The best laid plans of mice and men…sometimes go astray. Three large tractors have been sitting in a neighbor's barnyard now for nearly a month, implements hooked behind. They look like ferocious hounds chomping at the bit. No doubt the people who would drive them are as well. So far Mother Nature has had other ideas, at least across much of the Corn Belt. Those plans so carefully laid out during the winter- when to plant, how much starter fertilizer to apply, and so forth, now may need adjusting.
There is word that a farmer in northwest Iowa finished planting in late April, and that another no-tiller put plots out in southwest Ohio in late April. But those are the exceptions rather than the rule. One seedsman from an area similar to 'racehorse flats' in central Illinois already figures he'll still be serving customers until early May. And a farmer facing elective surgery in early June is ready to pull the plug, telling the doctor his crops come first.
One plan many make when they anticipate planting early, in cooler soils, is adding starter fertilizer. It's also a staple for no-tillers.
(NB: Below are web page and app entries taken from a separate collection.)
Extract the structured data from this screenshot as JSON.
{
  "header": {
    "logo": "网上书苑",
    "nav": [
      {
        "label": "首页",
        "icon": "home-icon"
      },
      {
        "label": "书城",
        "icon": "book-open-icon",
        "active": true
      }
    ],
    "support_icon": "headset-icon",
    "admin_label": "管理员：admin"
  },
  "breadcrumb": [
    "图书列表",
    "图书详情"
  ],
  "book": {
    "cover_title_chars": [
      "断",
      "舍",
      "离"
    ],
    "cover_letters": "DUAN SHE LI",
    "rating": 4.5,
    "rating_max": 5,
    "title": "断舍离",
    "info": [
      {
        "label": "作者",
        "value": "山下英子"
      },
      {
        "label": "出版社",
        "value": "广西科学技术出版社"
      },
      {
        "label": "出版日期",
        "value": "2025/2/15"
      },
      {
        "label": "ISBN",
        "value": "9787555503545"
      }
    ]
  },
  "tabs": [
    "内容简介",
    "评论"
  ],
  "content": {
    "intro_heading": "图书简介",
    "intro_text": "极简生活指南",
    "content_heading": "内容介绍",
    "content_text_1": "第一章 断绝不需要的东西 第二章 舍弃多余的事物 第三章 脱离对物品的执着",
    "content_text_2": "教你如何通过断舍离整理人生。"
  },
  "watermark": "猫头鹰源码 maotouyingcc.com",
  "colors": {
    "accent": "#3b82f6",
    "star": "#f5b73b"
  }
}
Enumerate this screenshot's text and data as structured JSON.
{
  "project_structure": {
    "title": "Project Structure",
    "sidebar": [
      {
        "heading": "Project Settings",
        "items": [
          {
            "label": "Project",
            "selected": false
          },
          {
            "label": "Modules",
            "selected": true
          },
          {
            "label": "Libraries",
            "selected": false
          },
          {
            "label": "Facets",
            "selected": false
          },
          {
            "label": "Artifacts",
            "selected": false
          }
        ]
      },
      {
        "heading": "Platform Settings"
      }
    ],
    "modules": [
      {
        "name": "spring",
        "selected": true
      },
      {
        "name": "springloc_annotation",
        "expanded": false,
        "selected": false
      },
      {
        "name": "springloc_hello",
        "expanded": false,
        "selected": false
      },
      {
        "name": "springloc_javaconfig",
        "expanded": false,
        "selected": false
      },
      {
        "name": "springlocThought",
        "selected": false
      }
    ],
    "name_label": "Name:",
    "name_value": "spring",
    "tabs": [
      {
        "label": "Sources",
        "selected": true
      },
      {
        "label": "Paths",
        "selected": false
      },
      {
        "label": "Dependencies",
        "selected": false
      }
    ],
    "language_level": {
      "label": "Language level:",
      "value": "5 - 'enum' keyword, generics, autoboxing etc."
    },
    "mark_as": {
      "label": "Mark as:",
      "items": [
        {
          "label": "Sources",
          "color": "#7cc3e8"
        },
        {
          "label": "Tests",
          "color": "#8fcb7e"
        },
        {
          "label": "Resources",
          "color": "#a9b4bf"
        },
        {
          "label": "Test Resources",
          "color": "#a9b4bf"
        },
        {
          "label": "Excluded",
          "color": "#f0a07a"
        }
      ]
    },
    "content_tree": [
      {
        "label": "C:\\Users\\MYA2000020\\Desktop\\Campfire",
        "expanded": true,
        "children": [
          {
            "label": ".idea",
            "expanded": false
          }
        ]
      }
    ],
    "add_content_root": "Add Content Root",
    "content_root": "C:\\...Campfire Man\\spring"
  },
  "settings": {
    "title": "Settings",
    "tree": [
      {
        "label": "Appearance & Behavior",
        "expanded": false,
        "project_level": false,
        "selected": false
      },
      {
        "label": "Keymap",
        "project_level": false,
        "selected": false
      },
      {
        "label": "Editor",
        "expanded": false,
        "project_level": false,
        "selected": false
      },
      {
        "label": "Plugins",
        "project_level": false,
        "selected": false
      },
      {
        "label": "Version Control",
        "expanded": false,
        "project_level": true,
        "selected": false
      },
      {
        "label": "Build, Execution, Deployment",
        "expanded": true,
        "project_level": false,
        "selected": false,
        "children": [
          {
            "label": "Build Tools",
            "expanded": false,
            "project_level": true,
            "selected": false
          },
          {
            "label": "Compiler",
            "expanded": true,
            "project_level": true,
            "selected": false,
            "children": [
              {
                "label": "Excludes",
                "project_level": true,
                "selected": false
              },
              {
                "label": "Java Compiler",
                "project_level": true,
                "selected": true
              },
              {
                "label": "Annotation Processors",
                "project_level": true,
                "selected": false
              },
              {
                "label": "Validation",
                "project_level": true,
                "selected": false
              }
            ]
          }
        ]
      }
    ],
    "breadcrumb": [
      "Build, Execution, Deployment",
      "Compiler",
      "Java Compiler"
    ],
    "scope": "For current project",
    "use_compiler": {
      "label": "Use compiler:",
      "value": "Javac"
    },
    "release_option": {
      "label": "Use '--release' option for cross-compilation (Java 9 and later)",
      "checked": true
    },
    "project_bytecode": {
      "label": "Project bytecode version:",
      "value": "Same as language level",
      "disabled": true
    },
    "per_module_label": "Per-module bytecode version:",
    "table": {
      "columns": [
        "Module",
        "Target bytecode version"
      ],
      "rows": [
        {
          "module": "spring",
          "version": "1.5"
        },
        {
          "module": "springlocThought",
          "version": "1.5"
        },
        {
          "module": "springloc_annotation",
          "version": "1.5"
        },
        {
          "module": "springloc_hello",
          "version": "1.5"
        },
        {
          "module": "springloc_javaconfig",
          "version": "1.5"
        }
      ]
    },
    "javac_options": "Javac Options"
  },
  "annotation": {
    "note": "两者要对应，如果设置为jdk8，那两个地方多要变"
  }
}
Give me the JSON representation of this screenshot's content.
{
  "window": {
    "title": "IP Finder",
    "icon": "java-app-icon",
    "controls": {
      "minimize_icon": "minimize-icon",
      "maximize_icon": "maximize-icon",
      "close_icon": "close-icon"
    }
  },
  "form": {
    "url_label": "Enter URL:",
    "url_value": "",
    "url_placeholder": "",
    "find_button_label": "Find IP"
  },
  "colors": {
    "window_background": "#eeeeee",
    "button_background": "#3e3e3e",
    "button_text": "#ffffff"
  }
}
In both cases, especially in no-till, agronomists today recommends adding as much or more nitrogen than phosphorus, indicating that much of the yield kick from starter, if there is one, especially in no-till, comes from the shot of nitrogen applied early when conditions are cooler.
Now comes the dilemma. If 'early' turns into May 15 instead of April 15, as originally planned, do you still apply starter fertilizer? What if May 15 becomes June 1? Then what?
Some of the answer may depend upon whether you already have starter fertilizer bought and paid for, and are committed to taking it. But in cases where you're not, what do the agronomics say?
Based on findings in a replicated test at the Purdue University Throckmorton Research Farm near Romney, Ind., last year, Jeff Phillips, Extension educator in Tippecanoe County, Ind., says that applying starter fertilizer at planting late in the season may not pay. If there's a pay back, it may be marginal at best. And it may be tied to other factors, including the population at which you're planting corn.
Due to weather delays a year ago, somewhat like this year, the plots weren't planted until the last week of May. Soils stayed warm after planting. The plots were tilled. When the combine went through the field, there was a slight advantage for starter fertilizer at some populations. But overall, it was negligible. And once he put a pencil to it, it was questionable as to whether the application paid for itself or not.
"It might have been different if we could have planted the last week of April or first week of May," Phillips says. "That's when starter fertilizer traditionally does more good."
Unfortunately, the chance to test that hypothesis by applying starter on plots planted in late April or even early May has already gone by the boards again this year. Even in research, sometimes the best laid plans…are just that- plans. Reality may be something altogether different.